all of an organization's electronic resources. Unlike in a cross-search
system or a single protocol-based system (such as Z39.50), each
database remains in its native format and is not expected to
be enabled with a certain query language. Instead, a federated
search system houses a set of translators to complete each searchone
translator for each database. The system takes the user's search
terms, translates the search string into the proper syntax for
each electronic resource the user has selected, and then sends
each query out separately to the appropriate content source.
The federated search system has no search engine of its ownit
relies upon the capabilities of the search engines found within
the individual databases themselves to retrieve results.
Designed to complement rather than replace the searching within
individual databases, this discovery system offers powerful benefits
for a digital library environment. It allows a content manager
to facilitate easy access to an organization's electronic resourcesacting
as a bridge to lead researchers from the library or organization
portal homepage quickly and easily into the electronic resources
they need most for their day-to-day information gathering activities.
It provides a new tool for both novice and experienced information
users in a way that allows a library professional to direct them
to the proper resources in an efficient and focused manner. A
federated search system also aids e-resource managers by increasing
usage of their underutilized resources in order to increase return-on-investment
for those content expenditures.
We have chosen to incorporate federated searching in two distinct
ways. First, a proprietary federated search infrastructure is
a fundamental part of ISI Web of Knowledge. Using the ISI CrossSearch
feature as a foundation, a researcher can opt to have a search
query automatically translated into the syntax necessary for
two external content sources: PubMed and AGRICOLA. Other free
resources in various disciplines will be added in the future,
as well as optional subscription-based resources. Second, we
have entered into a partnership with WebFeat, Inc., a leader
in federated search systems, to offer solutions directly on the
library or organization portal.
With the adoption of the OpenURL standard, the information
industry has the foundation it needs to improve and extend linking
infrastructures in new directions. Information vendors are OpenURL-enabling
their products so that a library's context-sensitive links server
can be easily integrated with their product offerings.

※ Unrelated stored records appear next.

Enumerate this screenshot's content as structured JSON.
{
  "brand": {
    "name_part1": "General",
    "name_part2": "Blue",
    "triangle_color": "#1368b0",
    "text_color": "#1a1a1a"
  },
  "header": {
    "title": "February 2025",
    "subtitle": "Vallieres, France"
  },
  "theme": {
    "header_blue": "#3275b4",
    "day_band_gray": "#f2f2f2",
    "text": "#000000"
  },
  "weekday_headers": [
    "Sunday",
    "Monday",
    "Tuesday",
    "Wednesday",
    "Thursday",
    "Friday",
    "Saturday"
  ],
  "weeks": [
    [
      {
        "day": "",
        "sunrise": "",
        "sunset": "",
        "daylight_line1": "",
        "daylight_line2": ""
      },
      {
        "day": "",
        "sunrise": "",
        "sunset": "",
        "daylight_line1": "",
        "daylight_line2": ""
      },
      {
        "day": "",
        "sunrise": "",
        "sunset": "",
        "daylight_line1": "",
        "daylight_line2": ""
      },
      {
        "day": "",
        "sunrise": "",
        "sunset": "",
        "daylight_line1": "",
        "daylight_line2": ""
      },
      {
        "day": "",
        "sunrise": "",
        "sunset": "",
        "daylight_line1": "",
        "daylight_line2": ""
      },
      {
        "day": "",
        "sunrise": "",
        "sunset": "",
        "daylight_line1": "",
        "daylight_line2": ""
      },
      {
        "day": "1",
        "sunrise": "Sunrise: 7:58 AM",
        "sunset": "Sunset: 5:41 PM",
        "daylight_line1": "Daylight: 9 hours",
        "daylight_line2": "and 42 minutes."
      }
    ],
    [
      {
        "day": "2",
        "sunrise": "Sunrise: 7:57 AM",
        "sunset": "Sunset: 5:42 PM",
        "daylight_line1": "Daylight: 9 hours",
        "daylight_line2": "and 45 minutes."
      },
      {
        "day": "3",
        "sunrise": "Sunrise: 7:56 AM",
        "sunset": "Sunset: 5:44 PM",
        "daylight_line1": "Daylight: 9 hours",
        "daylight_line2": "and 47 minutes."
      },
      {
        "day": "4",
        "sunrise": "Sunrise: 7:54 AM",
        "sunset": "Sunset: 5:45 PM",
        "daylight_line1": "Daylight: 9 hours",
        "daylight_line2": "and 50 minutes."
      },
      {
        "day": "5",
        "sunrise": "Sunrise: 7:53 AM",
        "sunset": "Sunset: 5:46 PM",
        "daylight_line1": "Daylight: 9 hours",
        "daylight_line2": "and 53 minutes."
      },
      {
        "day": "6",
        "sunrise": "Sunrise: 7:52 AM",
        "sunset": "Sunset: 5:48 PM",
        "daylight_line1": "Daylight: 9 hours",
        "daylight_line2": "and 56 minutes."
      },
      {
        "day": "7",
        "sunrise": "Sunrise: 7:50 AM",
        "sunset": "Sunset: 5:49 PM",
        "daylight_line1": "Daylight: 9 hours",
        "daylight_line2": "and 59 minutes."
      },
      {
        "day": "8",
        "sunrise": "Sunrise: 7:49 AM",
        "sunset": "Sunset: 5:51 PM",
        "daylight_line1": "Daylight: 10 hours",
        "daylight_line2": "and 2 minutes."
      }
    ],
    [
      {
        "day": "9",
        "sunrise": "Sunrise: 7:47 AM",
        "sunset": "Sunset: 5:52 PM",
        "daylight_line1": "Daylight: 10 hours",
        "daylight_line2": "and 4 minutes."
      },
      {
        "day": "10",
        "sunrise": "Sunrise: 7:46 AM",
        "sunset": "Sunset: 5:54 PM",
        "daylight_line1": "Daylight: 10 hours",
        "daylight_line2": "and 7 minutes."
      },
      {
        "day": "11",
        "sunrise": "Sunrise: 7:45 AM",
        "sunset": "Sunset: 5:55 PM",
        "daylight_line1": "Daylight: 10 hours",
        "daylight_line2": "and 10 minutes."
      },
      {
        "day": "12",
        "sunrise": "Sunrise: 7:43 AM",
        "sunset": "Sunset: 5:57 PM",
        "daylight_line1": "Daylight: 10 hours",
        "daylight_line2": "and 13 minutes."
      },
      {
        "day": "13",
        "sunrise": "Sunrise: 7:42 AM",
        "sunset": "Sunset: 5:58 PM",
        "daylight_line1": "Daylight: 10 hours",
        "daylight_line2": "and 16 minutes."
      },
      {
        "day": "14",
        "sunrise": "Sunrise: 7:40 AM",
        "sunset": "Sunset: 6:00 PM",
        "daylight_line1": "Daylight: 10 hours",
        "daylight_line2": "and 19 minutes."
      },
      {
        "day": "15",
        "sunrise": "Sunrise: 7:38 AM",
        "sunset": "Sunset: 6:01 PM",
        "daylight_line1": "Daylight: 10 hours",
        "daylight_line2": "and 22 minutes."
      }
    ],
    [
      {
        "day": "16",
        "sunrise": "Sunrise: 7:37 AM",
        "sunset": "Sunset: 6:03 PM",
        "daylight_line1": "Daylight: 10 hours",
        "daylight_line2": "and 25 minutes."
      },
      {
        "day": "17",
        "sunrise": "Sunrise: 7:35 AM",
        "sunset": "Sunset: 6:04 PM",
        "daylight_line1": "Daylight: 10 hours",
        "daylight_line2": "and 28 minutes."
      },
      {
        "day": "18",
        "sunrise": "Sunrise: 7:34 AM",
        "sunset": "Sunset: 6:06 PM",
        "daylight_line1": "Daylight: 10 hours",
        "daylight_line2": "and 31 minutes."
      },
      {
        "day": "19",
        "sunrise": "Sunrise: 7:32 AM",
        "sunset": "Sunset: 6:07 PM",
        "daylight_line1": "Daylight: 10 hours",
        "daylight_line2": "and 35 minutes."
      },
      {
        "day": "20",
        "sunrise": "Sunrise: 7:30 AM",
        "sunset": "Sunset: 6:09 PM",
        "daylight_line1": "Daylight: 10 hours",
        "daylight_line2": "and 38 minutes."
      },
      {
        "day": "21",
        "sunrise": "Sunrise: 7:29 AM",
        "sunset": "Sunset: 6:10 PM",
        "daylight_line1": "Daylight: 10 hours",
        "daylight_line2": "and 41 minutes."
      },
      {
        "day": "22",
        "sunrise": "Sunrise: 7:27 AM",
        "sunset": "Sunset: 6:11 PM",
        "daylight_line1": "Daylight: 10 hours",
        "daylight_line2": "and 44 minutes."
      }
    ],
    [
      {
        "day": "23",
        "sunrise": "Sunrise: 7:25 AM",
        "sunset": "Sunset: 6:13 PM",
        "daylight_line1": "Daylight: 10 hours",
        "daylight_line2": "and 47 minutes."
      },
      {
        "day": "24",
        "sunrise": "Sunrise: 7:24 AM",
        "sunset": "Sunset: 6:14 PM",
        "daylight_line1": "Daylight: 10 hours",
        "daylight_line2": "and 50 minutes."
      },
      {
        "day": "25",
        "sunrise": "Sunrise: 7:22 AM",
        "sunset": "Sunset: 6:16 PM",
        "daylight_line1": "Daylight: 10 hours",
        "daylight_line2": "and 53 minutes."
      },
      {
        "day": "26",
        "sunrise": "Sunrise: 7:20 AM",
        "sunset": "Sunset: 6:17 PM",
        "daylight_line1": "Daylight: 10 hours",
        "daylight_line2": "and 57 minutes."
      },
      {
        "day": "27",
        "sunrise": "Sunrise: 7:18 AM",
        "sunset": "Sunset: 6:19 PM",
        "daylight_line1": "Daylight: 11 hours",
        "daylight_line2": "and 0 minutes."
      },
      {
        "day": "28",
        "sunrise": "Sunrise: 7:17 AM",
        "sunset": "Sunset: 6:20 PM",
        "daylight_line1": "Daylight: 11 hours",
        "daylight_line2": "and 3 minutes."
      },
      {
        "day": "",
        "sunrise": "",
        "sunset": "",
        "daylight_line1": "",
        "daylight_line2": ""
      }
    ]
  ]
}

With the advent of federated searching, portal-level search
technology options are about to change dramatically. NISO has
already formed a "MetaSearch" standards initiative, and this
new type of resource discovery will certainly become an important
part of any digital library environment.
The bottom line is that content managers are no longer thinking
purely about database content, and information technology specialists
are no longer thinking simply in terms of systems. Instead, they
are working together to look at the bigger digital library picture,
and are taking a comprehensive approach toward the development
of electronic resource environments. The only way to ensure intelligent
integration within the research organization is to choose content
from information companies that offer value-added linking and
searching with the larger digital library environment in mind.
Thomson ISI products and features mentioned herein are trademarks,
service marks and registered trademarks used under license. Thomson
ISI has no proprietary interest in the marks or names of others.
1. BIOSIS Previews is from the publisher of Biological Abstracts.
INSPEC is produced by the Institution of Electrical Engineers.